START Exercise materials
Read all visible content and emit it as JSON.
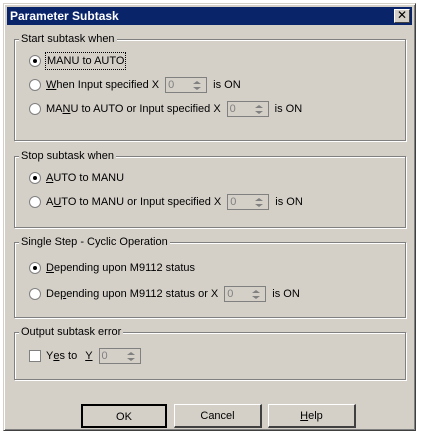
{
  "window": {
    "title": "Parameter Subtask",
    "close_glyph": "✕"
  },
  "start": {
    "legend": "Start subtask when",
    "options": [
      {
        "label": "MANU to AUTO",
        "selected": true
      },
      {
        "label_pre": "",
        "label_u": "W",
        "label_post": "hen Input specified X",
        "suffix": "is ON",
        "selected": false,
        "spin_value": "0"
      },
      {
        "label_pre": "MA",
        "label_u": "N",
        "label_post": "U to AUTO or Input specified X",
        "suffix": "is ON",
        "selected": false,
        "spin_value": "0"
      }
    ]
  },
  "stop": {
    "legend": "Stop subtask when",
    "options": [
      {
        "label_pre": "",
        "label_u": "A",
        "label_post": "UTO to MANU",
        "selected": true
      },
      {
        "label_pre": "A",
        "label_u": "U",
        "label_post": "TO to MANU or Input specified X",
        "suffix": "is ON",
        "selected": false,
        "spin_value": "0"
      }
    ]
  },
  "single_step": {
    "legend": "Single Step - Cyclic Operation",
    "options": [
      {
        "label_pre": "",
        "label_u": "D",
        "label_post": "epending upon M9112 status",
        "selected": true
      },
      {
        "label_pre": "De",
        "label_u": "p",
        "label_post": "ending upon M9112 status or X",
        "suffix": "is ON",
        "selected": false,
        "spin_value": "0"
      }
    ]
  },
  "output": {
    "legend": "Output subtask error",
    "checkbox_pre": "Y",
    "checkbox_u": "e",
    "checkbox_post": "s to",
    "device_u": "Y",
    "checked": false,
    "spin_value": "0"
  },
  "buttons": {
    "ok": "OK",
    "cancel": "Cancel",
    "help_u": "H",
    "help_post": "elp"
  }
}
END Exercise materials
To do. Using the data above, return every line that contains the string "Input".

Answer for the task.
        "label_post": "hen Input specified X",
        "label_post": "U to AUTO or Input specified X",
        "label_post": "TO to MANU or Input specified X",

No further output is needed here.